The work hasn’t gone unnoticed. The organization’s willingness to advocate at city and state levels for sound agricultural and ecological policy and the use of food as a way to improve shared civic spaces fits nicely with Mayor Dwight Jones sustainability goals for the city of Richmond.
Taranto now sits on a city advisory committee that plans to turn vacant, city-owned properties into community gardens.
City gets involved in urban farming
“They see it as a good thing for the city,” said Taranto, when asked why the city has initiated such a project.
“Study after study shows that it (community gardens) decreases crime, increases biodiversity, increases community leadership and ownership,” she added.
Alicia Zatcoff, recently appointed Sustainability Manager of the City of Richmond, said one of the many goals of this program is to foster community.
“This program is part of Mayor Jones sustainiability goals for the city; to improve the quality of life for residents, improve our environment, enhance economic conditions and help provide a food source within the city” said Zatcoff.
There will be about 100 plots, spread throughout the city, that will likely be made available towards the end of the year, after City Council passes the ordinance that approves the permits process.
The city will work directly with groups, like neighborhood associations, who will in turn parcel out the individual plots. There will be a fee.
Mayor Jones is also creating a Blue Ribbon Health Commission to examine health issues within urban communities. The mayor is on board with the national trend that associates health issues with lower-income neighborhoods and their lack of access to quality food.
“Of course providing healthy foods will help address health issues like obesity and diabetes,’ said Zatcoff.
All of these initiatives, working in tandem, just might accomplish more for the community than a grocery store ever could.
But a reasonable proportion of grocery stores per capita and per square mile should stay on the table.
A helpful map of local zip codes.
This data was compiled through several steps.
- Scraping the Internet Super Pages. This involved calling many grocery stores to see if they were really grocery stores, or still open. Corner stores are NOT counted. Although that would be a useful map for comparison, and something I hope to get around to doing. Feel free to do it yourself!
- That data was cleaned up and pasted into an excel file, then cleaned up some more.
- I used Microsoft Access to match zip codes and store volume with Census data: household income, per capita, percent below poverty line…
*I decided NOT to include store names. Those can be viewed on this excel sheet.
- Then I did an extensive search on zip codes and counties, using this website and the above map. I added that info to each individual zip, plus I added in square mileage and overall county statistics based on census data, 2009.
- This info is compiled into this final spread sheet. I also realized it was important to include the zip codes WITHOUT grocery stores, so I added that info in. You will not see complete statistics for those zips.

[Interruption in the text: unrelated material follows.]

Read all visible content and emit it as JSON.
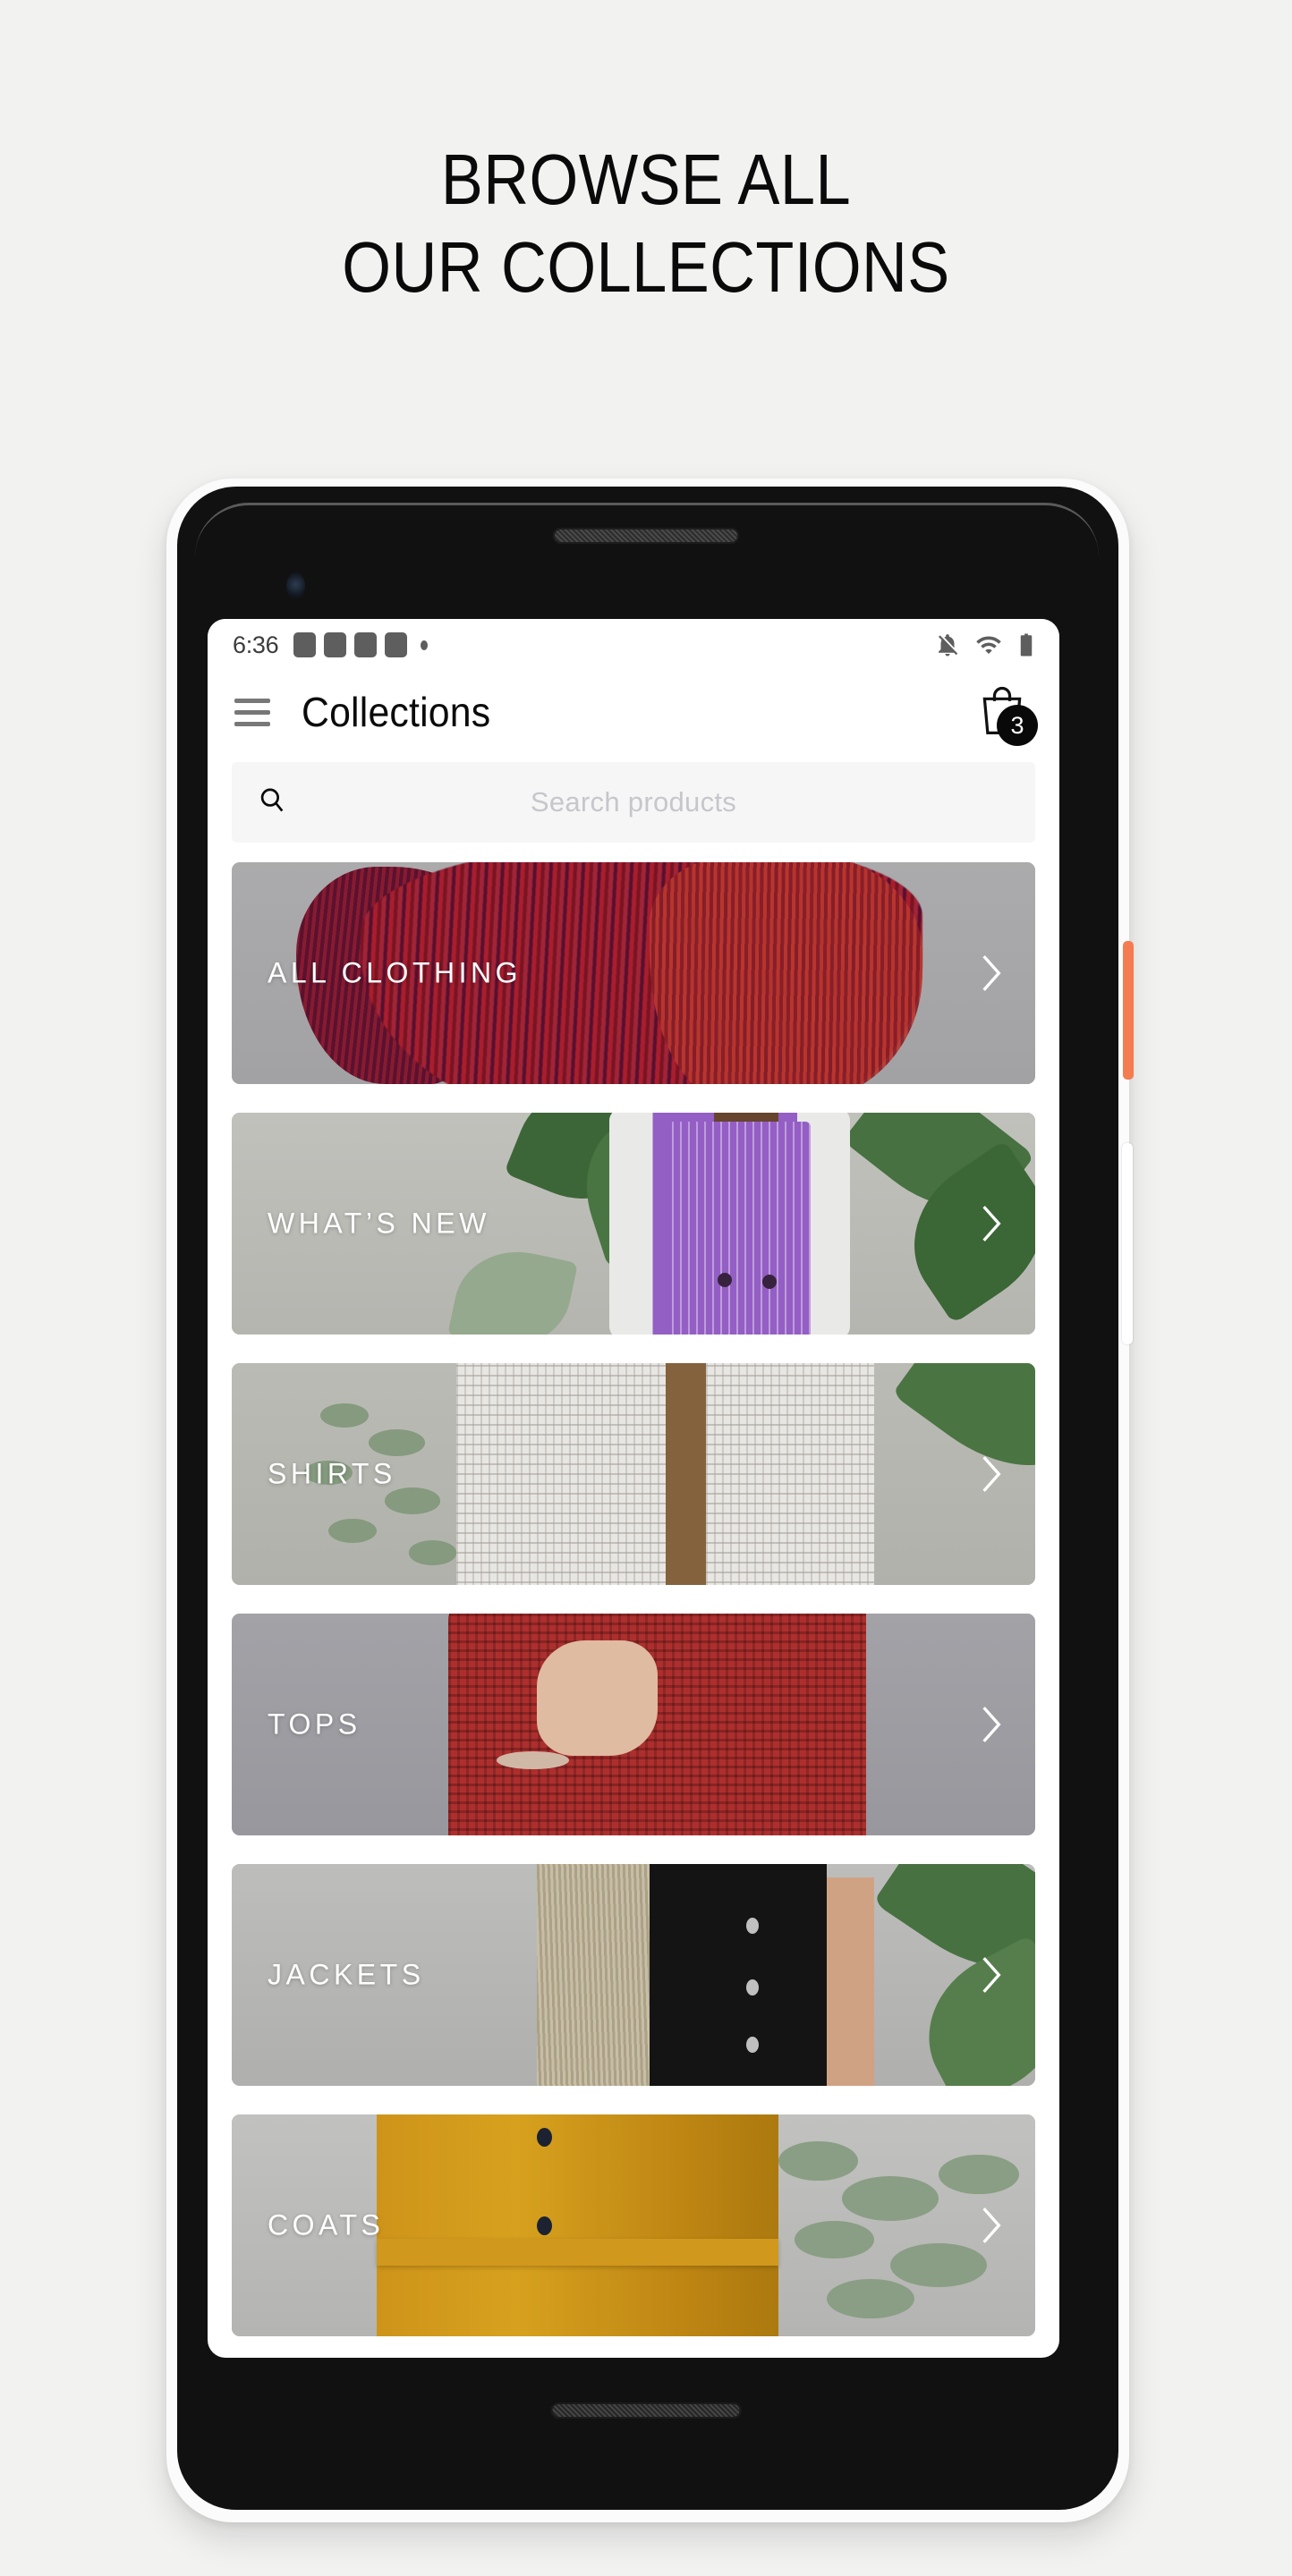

I didn’t have them in the census profile database that I used.
- Using that spread sheet I ran my analysis
- Then I went to ManyEyes to create my graphics, and used Mapalist to produce the map of areas without grocery stores